  • 1
    $\begingroup$ @vanderlylic For (i) it doesn't really change anything, you can do it like that if you prefer. For (ii) and (iii), no, you cannot conclude that. A constant map $S^1 \to S^1$ is of course homotopic to a constant map, but $S^1$ is not contractible. What is true is that for a fixed $X$, if for all spaces $Y$ all maps $X \to Y$ are nullhomotopic, then $X$ is contractible. Similarly for a fixed $Y$, if for all $X$ all maps $X \to Y$ are nullhomotopic then $Y$ is contractible. $\endgroup$ – Najib Idrissi Mar 22 '16 at 6:43
1
$\begingroup$

You should be constructing specific things at this point, while you're still getting the basic definitions down. There's time enough later to handwave!

i) What is $g \circ f: \mathbb{R}^n \to \mathbb{R}^n$? It takes $x \mapsto a$ for all $a$. There's an "obvious" homotopy $H(x, t)$ such that $H(x, 0) = x$ and $H(x, 1) = a$; can you tell me what it is? A homotopy is basically a continuous-over-time deformation of space; can you take all of space to this one point in a continuous way?

ii) If $Y \simeq \{ * \}$ then there are continuous functions $a: Y \to \{ * \}$ and $b: \{* \} \to Y$ such that $ab \simeq 1_{\{*\}}, ba \simeq 1_Y$. That is, we have two homotopies $H_1$, $H_2$. We've already got a continuous map $f: X \to Y$, so how can we use those data to get a homotopy $H(x, t): X \times [0,1] \to \mathcal{S}$ (some space $\mathcal{S}$) between $f$ and a constant function?

$\endgroup$

Your Answer

By clicking “Post Your Answer”, you agree to our terms of service, privacy policy and cookie policy
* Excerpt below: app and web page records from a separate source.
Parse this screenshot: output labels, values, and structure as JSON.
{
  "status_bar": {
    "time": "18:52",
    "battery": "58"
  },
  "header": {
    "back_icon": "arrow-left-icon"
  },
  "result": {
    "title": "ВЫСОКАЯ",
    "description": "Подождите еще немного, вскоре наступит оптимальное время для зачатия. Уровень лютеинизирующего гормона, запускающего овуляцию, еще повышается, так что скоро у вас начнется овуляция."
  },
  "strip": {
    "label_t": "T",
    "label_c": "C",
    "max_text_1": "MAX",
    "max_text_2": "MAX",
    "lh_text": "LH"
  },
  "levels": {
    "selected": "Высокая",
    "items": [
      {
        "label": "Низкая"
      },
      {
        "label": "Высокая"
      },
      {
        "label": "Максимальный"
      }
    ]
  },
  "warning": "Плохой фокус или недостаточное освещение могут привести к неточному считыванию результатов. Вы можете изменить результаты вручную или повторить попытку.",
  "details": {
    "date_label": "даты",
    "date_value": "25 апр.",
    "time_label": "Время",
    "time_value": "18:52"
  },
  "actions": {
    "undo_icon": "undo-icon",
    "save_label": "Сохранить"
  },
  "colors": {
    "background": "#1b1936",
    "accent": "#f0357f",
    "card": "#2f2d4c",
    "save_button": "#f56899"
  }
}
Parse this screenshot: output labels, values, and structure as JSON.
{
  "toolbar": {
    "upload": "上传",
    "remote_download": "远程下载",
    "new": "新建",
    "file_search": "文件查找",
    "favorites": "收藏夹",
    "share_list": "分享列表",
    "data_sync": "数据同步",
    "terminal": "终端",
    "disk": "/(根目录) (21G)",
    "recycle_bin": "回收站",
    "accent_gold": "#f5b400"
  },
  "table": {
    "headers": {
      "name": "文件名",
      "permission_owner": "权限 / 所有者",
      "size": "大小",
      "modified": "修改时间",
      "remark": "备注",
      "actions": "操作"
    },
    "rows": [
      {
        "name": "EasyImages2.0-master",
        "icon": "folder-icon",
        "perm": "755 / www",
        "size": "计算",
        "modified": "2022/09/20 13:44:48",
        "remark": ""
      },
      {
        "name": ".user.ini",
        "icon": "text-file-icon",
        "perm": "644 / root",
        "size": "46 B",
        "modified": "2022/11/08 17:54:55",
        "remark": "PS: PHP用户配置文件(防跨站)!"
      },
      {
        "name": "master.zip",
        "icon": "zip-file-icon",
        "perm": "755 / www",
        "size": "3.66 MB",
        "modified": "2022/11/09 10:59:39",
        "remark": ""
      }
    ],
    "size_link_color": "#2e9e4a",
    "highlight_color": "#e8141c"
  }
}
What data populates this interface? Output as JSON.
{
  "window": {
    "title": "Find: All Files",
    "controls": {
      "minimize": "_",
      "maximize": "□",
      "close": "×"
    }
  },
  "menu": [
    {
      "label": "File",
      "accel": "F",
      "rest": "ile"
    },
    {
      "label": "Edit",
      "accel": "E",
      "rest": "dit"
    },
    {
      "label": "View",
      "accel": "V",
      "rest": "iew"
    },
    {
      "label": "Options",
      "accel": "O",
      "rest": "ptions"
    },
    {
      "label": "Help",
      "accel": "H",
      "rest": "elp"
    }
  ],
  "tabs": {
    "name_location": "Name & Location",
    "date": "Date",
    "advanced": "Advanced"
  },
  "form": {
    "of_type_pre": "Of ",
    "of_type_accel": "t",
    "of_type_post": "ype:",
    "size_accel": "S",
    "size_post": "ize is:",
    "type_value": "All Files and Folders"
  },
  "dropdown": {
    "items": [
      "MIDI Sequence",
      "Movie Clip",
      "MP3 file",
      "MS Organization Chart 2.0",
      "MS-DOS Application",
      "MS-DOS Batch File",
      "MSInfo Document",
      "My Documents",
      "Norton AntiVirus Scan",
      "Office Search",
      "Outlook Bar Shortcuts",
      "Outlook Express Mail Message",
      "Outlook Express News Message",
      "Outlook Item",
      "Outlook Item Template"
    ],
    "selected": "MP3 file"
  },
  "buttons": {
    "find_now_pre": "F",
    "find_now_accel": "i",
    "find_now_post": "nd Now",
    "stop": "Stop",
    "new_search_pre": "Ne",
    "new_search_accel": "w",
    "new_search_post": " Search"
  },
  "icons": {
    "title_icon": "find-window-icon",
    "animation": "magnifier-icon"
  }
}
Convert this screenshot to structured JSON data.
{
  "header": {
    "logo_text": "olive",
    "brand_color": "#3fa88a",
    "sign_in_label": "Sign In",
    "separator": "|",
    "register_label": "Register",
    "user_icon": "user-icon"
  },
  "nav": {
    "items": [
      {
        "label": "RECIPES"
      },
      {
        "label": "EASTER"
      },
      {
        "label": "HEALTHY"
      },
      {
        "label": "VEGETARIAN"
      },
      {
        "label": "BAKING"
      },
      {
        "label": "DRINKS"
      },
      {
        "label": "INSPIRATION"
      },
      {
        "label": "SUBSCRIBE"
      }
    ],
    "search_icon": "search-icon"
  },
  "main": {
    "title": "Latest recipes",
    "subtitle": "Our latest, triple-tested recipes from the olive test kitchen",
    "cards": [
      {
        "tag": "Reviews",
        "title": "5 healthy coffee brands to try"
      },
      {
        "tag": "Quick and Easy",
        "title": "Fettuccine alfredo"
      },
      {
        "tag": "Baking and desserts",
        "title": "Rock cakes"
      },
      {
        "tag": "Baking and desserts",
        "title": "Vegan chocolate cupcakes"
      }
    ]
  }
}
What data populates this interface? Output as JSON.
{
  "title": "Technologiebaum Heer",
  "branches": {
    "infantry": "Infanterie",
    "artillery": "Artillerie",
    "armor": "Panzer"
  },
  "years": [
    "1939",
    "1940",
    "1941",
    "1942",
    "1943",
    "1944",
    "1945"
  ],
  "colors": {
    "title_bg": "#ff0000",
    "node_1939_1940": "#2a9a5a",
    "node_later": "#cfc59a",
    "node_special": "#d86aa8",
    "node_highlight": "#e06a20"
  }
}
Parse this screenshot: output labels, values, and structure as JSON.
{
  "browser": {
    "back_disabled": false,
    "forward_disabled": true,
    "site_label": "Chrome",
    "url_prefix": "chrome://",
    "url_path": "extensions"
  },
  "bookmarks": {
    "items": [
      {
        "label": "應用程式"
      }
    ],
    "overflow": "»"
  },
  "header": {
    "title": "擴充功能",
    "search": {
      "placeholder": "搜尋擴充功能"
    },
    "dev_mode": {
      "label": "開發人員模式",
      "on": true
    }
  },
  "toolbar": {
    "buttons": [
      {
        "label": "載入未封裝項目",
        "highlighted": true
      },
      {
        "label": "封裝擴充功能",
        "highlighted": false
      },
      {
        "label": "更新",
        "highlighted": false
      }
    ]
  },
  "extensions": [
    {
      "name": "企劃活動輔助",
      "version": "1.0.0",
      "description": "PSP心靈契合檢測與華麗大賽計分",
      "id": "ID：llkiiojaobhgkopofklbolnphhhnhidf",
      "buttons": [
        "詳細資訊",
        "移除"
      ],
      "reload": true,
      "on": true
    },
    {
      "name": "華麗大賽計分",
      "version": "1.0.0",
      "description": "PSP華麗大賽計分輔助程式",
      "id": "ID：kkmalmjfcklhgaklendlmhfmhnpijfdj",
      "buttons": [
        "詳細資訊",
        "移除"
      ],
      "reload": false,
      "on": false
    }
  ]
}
Not the answer you're looking for? Browse other questions tagged or ask your own question.